The Hanoitimes - In May, Vietnamese government agencies have been in discussion with the World Bank on recent improvements in the country’s business environment.
The World Bank has been updated on Vietnam’s recent efforts in improving its business environment, which will be reflected in the bank’s Doing Business 2020 report, scheduled for release in October.
The information was given by the Ministry of Planning and Investment (MPI) at the government’s monthly meeting held on May 31.
In May, the MPI, the Government Office and other government agencies discussed with the World Bank’s experts on recent improvements in Vietnam’s business environment.
Of the 10 key parameters of the business environment provided by the World Bank’s report, Vietnam’s “Starting a business” procedure is expected to have significant improvement with the current eight steps and 17 working days for completion being down to 5 steps and eight days.

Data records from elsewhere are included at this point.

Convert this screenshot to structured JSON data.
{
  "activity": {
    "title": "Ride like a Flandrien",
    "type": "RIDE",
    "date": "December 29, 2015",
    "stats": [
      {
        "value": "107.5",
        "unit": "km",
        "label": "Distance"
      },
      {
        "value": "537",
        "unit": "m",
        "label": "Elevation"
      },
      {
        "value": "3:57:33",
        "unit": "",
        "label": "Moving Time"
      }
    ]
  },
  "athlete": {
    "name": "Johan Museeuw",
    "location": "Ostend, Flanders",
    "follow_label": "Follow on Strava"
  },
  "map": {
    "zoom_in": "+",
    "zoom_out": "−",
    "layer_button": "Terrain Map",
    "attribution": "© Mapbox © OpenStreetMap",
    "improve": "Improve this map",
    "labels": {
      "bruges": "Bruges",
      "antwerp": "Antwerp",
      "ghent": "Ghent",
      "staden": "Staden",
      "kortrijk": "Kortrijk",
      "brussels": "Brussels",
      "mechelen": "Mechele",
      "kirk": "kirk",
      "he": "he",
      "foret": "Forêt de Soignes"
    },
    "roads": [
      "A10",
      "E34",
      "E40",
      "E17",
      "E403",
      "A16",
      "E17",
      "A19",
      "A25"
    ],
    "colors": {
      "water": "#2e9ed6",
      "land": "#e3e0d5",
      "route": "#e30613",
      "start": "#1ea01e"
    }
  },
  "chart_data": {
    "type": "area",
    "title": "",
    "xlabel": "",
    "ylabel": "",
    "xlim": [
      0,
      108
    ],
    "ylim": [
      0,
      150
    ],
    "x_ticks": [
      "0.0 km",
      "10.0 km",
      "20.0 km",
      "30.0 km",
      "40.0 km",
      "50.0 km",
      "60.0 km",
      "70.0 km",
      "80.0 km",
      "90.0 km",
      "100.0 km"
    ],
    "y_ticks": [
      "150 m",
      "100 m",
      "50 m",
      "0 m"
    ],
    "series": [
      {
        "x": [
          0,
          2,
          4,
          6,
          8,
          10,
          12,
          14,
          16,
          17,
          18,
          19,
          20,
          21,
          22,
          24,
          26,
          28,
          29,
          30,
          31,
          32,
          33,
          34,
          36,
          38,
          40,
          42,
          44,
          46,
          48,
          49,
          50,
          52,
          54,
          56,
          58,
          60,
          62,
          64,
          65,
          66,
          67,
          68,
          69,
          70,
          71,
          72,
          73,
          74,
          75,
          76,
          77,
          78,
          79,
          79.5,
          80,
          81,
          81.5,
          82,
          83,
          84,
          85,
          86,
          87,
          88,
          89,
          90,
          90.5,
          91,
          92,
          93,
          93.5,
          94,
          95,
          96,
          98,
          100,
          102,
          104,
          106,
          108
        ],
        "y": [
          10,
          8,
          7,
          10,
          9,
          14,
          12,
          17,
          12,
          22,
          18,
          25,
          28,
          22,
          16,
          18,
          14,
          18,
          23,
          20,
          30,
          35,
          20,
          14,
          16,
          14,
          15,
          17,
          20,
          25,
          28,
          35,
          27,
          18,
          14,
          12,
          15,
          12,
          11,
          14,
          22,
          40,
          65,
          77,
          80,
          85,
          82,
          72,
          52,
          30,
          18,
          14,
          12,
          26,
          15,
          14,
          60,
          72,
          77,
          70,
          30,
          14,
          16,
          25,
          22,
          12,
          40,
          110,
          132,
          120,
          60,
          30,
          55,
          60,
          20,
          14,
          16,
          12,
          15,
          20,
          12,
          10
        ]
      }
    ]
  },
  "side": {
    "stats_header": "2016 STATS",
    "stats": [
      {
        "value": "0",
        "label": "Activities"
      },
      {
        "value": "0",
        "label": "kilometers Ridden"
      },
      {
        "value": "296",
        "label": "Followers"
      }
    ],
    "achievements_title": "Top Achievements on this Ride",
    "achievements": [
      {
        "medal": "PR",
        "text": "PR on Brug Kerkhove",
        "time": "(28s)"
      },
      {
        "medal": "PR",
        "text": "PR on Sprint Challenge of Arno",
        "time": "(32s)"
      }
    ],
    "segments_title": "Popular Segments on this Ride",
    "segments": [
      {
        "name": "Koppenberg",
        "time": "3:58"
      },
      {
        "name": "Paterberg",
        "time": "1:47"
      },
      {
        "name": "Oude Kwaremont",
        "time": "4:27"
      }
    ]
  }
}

Meanwhile, the “Dealing with Construction Permits” procedure from current 10 steps and 166 days to be completed would be down to 52 days.
On “Paying taxes”, over 90% of enterprises have declared and paid taxes online, indicating the number of paying corporate tax is scheduled to decrease from five to one time, while the duration for value-added tax (VAT) payment witnesses a reduction of 90 hours, from 219 hours to 129 hours.
With regards to “Trading across Borders”, the MPI informed the issuance of new regulations helped improve the indicator, including Decree No.59 providing specific provisions and guidance on enforcement of the custom law.
According to the MPI, specialized inspection procedures on exported- and imported goods have been reduced but works remain to be done.
On “Enforcing Contracts” and “Resolving Insolvency”, the World Bank acknowledged recent regulations towards reform in the judicial system, providing greater support to the business community.
In the World Bank’s 2019 Ease of Doing Business ranking, Vietnam moved down one notch from the 68th to 69th place out of 190 economies, although its score went up 1.59 points compared to a year earlier to 68.36 out of the maximum 100 points.
Doing Business presents quantitative indicators on business regulations and the protection of property rights that can be compared across 190 economies, measuring the regulations that enhance business activity and those that constrain it.